--- PROVIDED DATA Enclosed Below ---

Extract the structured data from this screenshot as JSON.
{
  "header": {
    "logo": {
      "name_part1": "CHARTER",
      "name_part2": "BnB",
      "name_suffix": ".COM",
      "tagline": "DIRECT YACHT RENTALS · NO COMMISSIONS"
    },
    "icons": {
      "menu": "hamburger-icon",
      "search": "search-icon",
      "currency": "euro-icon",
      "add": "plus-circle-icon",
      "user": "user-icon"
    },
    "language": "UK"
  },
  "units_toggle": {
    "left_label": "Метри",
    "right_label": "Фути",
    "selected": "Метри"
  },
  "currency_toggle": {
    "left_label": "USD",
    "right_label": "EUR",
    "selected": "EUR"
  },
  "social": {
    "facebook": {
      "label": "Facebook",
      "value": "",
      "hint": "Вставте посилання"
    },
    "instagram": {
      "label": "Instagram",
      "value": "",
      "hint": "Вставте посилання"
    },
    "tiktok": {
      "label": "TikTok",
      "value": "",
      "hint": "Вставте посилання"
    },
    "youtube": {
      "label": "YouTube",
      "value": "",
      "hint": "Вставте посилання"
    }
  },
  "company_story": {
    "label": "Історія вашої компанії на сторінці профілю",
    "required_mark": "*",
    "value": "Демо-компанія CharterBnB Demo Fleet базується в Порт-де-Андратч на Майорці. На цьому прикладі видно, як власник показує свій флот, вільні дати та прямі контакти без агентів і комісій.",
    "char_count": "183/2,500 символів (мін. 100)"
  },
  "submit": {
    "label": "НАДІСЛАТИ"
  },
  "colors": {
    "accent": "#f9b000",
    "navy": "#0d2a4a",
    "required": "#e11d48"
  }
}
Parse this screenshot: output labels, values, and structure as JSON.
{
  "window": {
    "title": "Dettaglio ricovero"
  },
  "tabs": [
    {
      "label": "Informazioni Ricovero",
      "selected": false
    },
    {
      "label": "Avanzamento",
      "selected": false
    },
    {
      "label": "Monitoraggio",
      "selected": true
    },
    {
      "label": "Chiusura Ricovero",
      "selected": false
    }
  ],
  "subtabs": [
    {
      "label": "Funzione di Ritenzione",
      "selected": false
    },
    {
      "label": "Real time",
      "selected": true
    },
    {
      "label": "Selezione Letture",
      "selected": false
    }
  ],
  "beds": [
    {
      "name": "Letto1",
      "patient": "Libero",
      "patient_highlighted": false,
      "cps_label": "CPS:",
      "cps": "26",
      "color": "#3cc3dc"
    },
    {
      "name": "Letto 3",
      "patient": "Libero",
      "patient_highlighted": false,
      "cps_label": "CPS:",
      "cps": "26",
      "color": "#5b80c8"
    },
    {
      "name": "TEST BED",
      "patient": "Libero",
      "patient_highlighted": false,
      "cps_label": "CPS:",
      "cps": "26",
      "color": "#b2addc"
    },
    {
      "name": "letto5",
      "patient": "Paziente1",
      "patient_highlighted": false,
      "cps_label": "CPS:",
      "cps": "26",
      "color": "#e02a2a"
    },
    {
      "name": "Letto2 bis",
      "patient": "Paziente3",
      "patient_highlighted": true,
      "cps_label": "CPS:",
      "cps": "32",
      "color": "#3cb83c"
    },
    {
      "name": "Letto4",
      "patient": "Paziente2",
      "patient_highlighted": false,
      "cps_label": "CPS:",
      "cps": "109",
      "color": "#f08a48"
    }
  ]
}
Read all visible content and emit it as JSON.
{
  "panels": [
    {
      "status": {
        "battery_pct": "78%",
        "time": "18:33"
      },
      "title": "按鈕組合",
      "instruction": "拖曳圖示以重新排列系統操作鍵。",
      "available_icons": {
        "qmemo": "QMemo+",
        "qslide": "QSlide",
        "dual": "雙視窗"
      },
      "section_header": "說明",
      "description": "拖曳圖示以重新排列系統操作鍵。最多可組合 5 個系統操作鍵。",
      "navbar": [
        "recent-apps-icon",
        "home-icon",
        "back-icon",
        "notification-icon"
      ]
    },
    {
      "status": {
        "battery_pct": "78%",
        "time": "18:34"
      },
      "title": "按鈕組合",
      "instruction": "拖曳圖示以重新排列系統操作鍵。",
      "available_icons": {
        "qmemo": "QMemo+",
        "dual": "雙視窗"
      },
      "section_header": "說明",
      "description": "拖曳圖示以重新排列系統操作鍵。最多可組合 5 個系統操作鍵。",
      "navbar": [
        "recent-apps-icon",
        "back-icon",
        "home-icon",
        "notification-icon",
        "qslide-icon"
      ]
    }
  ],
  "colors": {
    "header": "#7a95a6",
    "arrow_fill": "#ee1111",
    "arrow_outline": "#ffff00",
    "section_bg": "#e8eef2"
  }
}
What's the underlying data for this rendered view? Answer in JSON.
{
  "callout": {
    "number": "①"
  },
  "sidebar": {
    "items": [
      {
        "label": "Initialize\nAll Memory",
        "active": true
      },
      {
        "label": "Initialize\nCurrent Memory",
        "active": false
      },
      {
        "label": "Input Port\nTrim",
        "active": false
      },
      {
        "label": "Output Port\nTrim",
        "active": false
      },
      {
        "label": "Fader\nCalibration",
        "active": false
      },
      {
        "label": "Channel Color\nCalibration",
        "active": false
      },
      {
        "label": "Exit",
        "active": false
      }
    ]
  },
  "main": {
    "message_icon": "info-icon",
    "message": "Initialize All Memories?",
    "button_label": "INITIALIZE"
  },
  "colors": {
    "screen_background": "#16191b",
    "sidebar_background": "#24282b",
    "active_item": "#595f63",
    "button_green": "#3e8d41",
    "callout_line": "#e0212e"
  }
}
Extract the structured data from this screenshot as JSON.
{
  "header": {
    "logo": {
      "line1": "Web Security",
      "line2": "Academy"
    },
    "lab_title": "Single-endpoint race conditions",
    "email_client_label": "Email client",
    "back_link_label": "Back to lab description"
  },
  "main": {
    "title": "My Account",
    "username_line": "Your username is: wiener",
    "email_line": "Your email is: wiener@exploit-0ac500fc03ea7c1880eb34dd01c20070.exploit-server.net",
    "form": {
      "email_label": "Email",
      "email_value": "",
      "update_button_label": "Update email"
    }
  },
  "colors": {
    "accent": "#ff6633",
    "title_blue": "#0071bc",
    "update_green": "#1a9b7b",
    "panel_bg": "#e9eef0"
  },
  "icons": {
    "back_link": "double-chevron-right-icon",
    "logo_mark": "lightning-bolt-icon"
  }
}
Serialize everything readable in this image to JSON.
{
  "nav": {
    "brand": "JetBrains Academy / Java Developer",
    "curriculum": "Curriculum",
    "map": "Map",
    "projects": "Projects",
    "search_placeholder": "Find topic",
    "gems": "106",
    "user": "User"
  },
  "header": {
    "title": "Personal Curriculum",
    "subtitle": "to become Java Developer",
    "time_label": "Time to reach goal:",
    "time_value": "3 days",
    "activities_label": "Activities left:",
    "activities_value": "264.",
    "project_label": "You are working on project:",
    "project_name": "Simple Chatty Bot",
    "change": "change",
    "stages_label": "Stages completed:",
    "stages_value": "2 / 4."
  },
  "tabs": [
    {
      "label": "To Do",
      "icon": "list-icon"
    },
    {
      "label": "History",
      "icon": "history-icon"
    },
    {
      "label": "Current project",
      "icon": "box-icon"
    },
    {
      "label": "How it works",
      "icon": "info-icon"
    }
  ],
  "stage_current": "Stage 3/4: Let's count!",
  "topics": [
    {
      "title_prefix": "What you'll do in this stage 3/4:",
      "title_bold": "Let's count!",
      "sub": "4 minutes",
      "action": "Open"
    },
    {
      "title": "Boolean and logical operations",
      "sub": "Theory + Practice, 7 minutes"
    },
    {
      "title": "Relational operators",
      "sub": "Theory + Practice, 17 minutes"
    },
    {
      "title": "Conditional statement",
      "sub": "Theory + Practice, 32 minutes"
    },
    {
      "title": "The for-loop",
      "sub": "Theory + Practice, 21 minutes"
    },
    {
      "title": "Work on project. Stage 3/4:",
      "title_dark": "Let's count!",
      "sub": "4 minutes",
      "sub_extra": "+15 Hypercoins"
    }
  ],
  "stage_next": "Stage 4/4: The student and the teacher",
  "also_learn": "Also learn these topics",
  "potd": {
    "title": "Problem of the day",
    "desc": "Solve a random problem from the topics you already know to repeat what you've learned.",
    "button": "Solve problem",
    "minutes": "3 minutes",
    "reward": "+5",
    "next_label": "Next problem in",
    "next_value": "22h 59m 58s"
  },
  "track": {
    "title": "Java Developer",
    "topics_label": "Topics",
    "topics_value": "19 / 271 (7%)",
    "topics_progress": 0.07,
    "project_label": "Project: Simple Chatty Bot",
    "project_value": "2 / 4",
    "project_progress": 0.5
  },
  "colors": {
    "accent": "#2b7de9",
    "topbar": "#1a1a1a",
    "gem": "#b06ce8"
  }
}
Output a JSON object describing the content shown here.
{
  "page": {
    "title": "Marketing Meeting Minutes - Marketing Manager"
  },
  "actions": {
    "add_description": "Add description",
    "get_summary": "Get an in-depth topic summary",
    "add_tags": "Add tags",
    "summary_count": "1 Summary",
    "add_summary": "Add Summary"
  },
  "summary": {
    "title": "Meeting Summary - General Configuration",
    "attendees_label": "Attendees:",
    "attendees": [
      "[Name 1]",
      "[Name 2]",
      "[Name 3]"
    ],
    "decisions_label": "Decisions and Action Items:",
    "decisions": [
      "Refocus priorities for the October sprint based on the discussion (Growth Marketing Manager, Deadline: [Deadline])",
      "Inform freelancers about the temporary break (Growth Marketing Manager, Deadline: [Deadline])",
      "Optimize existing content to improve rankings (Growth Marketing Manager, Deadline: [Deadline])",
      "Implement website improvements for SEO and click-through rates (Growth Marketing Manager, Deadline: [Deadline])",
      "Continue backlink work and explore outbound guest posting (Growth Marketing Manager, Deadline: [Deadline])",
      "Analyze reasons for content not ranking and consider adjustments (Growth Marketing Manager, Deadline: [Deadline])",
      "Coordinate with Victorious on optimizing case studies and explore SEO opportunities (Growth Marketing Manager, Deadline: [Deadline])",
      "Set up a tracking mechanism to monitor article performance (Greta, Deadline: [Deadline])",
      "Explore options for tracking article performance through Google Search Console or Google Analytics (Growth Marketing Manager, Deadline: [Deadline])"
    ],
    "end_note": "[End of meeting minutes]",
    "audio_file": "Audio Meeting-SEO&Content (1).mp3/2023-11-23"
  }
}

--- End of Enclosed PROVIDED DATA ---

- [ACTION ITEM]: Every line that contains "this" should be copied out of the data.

- [WRITTEN ANSWER]:
Extract the structured data from this screenshot as JSON.
Parse this screenshot: output labels, values, and structure as JSON.
What's the underlying data for this rendered view? Answer in JSON.
Extract the structured data from this screenshot as JSON.
Serialize everything readable in this image to JSON.
      "title_prefix": "What you'll do in this stage 3/4:",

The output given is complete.